Records for processing =
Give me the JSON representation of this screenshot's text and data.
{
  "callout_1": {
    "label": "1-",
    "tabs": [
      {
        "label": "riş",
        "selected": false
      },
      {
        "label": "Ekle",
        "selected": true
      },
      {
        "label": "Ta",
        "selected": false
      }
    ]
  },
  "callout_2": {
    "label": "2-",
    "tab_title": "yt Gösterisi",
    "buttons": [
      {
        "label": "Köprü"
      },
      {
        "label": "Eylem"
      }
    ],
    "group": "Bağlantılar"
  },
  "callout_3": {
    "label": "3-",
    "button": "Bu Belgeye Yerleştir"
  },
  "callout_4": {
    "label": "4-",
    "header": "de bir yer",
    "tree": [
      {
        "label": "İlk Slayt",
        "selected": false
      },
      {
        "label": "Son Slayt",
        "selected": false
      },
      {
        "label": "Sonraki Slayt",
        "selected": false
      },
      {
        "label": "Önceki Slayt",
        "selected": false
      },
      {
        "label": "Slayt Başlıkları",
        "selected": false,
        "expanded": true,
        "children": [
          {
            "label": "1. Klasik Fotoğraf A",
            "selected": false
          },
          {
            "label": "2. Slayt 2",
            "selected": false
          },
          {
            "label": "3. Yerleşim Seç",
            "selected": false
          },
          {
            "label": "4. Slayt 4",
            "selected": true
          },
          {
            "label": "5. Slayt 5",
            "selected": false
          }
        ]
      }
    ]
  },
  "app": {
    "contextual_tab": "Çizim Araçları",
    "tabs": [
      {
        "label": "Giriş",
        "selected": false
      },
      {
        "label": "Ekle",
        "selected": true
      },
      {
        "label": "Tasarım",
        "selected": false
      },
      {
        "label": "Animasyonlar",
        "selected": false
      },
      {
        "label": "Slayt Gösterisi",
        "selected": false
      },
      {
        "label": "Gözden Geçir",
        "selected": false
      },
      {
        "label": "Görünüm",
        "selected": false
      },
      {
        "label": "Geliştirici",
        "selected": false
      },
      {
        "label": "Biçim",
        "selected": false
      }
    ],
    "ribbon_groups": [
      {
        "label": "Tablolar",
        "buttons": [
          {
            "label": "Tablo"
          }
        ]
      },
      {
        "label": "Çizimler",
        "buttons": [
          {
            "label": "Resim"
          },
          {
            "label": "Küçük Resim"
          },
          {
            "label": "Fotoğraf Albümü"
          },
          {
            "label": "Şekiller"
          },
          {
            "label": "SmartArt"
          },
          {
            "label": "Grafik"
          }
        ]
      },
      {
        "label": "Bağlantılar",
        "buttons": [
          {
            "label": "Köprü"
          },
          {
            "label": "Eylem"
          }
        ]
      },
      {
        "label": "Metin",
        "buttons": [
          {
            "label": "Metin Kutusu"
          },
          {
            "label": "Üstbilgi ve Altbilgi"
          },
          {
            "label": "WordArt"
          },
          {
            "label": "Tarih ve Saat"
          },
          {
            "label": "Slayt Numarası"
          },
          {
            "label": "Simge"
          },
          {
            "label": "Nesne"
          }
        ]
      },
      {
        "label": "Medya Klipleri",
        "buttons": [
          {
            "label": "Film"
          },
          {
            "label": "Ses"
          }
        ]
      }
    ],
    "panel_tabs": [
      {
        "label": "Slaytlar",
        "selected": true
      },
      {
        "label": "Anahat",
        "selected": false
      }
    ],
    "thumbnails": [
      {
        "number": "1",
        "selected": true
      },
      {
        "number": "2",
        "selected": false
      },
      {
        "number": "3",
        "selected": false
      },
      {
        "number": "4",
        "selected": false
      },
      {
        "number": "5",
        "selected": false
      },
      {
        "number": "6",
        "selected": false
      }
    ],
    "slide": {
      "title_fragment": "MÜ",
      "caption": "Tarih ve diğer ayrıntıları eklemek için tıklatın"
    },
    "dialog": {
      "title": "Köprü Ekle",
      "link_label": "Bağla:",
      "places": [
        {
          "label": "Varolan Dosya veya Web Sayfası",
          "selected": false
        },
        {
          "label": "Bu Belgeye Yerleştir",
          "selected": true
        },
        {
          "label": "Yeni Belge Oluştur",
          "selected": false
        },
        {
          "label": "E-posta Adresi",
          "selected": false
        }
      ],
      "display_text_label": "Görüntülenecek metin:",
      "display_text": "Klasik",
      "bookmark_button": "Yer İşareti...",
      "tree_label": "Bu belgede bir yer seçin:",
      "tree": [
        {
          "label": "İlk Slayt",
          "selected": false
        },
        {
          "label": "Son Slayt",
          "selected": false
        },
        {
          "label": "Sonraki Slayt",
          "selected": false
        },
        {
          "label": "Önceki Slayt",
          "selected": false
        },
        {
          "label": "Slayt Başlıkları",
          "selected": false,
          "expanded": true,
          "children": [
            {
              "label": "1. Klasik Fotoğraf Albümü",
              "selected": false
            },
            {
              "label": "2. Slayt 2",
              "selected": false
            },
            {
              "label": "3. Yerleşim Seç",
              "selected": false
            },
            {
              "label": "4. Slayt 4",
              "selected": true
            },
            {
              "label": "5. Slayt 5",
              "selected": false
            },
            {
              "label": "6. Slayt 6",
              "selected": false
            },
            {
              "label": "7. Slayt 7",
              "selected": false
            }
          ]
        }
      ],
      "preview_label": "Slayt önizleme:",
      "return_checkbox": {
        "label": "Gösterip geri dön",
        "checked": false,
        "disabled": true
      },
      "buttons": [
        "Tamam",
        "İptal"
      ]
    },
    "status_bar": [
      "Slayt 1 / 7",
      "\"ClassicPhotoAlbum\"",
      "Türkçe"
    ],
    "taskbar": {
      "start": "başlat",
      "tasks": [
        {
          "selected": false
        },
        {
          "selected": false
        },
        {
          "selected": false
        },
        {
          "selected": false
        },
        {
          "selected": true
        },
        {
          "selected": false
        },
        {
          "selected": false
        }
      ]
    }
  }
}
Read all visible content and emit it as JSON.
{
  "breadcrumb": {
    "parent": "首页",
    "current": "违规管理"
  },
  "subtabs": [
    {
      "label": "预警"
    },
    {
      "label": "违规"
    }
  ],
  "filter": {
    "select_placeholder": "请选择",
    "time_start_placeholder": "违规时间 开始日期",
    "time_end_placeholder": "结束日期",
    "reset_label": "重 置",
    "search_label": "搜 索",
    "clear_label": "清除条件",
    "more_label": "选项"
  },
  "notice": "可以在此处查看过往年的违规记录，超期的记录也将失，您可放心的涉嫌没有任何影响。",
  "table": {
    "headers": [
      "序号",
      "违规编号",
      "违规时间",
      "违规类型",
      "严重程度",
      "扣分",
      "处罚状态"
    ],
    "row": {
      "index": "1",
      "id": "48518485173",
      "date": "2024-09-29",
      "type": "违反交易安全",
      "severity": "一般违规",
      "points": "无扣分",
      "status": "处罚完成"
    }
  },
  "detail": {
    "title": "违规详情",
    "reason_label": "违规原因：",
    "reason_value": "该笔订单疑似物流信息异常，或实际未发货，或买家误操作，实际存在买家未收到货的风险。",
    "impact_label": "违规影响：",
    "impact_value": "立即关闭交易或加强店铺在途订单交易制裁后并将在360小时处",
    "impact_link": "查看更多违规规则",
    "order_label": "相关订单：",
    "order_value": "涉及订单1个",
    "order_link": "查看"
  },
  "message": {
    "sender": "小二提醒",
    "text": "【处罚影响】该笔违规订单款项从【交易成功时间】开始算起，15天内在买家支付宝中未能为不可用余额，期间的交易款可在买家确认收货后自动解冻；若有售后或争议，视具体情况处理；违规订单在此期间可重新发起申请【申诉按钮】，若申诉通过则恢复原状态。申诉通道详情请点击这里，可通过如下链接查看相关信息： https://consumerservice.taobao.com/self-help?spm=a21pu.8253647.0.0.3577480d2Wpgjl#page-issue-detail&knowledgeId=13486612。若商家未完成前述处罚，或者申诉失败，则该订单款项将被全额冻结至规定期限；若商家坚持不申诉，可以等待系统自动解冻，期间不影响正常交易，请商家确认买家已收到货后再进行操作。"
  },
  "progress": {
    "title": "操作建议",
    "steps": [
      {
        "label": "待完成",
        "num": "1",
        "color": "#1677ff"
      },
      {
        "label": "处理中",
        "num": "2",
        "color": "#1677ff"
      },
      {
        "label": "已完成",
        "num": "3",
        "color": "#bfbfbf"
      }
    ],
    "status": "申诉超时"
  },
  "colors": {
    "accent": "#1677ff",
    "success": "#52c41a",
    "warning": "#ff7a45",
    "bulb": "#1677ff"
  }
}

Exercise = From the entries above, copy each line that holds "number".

The answer =
        "number": "1",
        "number": "2",
        "number": "3",
        "number": "4",
        "number": "5",
        "number": "6",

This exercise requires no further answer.